Among the entries, find the lines with the string "this" and copy them.

Data supplied
- - -
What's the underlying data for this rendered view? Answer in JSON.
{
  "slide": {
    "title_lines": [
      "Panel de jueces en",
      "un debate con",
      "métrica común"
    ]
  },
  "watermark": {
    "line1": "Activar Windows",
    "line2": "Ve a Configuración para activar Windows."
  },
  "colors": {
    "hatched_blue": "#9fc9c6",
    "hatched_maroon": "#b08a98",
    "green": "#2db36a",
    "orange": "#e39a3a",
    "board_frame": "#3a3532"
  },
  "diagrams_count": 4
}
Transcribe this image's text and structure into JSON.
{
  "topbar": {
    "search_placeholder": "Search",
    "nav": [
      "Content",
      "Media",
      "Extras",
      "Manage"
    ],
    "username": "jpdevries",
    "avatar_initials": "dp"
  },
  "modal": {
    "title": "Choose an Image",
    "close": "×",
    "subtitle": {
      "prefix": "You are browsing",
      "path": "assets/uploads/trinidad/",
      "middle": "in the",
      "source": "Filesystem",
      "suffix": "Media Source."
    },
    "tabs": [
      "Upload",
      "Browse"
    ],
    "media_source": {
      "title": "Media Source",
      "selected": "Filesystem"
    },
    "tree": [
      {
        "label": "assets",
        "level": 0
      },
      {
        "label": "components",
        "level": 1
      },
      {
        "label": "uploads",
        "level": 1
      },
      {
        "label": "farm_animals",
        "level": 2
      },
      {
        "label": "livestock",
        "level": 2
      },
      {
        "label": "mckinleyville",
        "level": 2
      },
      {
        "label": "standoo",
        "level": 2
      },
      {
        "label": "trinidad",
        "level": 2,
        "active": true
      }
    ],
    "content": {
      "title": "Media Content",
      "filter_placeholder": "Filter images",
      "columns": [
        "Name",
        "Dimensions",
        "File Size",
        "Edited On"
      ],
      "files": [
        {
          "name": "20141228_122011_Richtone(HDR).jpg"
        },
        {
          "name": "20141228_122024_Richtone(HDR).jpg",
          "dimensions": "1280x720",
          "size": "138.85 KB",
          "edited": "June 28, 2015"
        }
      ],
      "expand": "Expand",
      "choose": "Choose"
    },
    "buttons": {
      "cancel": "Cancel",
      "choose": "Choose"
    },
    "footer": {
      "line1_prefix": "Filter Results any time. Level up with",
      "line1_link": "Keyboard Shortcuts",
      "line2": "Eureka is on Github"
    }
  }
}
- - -
Expected output
What's the underlying data for this rendered view? Answer in JSON.
Transcribe this image's text and structure into JSON.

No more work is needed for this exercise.